What's required is a verbatim printout of all the data.

==*==

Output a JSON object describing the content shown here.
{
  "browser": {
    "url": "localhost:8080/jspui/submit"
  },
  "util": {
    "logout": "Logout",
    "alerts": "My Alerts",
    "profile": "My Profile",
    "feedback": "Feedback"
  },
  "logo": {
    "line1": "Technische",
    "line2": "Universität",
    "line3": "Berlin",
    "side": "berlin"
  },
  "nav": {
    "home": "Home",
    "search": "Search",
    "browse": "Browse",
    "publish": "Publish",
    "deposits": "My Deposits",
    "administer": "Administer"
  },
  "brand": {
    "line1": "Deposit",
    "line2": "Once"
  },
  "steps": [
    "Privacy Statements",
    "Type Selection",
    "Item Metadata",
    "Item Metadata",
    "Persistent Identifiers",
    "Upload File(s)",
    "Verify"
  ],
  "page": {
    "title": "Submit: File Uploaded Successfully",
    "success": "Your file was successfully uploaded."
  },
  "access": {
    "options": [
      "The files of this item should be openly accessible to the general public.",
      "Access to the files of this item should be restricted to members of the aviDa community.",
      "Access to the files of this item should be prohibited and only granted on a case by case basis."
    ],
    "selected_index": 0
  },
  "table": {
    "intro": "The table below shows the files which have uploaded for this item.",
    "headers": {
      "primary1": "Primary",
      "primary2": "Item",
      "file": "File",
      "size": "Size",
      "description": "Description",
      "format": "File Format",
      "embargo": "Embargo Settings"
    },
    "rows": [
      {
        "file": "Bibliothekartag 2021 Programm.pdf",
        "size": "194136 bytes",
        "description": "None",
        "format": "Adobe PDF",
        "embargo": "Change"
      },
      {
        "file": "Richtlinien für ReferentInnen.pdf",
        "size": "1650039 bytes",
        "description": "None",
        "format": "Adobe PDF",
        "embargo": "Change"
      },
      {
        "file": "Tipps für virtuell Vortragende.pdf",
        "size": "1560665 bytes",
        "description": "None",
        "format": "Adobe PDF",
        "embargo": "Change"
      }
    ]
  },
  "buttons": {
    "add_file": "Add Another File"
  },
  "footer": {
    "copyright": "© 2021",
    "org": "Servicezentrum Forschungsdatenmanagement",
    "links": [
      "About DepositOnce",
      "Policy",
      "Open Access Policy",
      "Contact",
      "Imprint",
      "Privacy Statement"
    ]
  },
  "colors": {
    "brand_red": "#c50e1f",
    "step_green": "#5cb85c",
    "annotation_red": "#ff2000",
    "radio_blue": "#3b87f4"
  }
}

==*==

● **Response**
Output a JSON object describing the content shown here.
{
  "browser": {
    "url": "localhost:8080/jspui/submit"
  },
  "util": {
    "logout": "Logout",
    "alerts": "My Alerts",
    "profile": "My Profile",
    "feedback": "Feedback"
  },
  "logo": {
    "line1": "Technische",
    "line2": "Universität",
    "line3": "Berlin",
    "side": "berlin"
  },
  "nav": {
    "home": "Home",
    "search": "Search",
    "browse": "Browse",
    "publish": "Publish",
    "deposits": "My Deposits",
    "administer": "Administer"
  },
  "brand": {
    "line1": "Deposit",
    "line2": "Once"
  },
  "steps": [
    "Privacy Statements",
    "Type Selection",
    "Item Metadata",
    "Item Metadata",
    "Persistent Identifiers",
    "Upload File(s)",
    "Verify"
  ],
  "page": {
    "title": "Submit: File Uploaded Successfully",
    "success": "Your file was successfully uploaded."
  },
  "access": {
    "options": [
      "The files of this item should be openly accessible to the general public.",
      "Access to the files of this item should be restricted to members of the aviDa community.",
      "Access to the files of this item should be prohibited and only granted on a case by case basis."
    ],
    "selected_index": 0
  },
  "table": {
    "intro": "The table below shows the files which have uploaded for this item.",
    "headers": {
      "primary1": "Primary",
      "primary2": "Item",
      "file": "File",
      "size": "Size",
      "description": "Description",
      "format": "File Format",
      "embargo": "Embargo Settings"
    },
    "rows": [
      {
        "file": "Bibliothekartag 2021 Programm.pdf",
        "size": "194136 bytes",
        "description": "None",
        "format": "Adobe PDF",
        "embargo": "Change"
      },
      {
        "file": "Richtlinien für ReferentInnen.pdf",
        "size": "1650039 bytes",
        "description": "None",
        "format": "Adobe PDF",
        "embargo": "Change"
      },
      {
        "file": "Tipps für virtuell Vortragende.pdf",
        "size": "1560665 bytes",
        "description": "None",
        "format": "Adobe PDF",
        "embargo": "Change"
      }
    ]
  },
  "buttons": {
    "add_file": "Add Another File"
  },
  "footer": {
    "copyright": "© 2021",
    "org": "Servicezentrum Forschungsdatenmanagement",
    "links": [
      "About DepositOnce",
      "Policy",
      "Open Access Policy",
      "Contact",
      "Imprint",
      "Privacy Statement"
    ]
  },
  "colors": {
    "brand_red": "#c50e1f",
    "step_green": "#5cb85c",
    "annotation_red": "#ff2000",
    "radio_blue": "#3b87f4"
  }
}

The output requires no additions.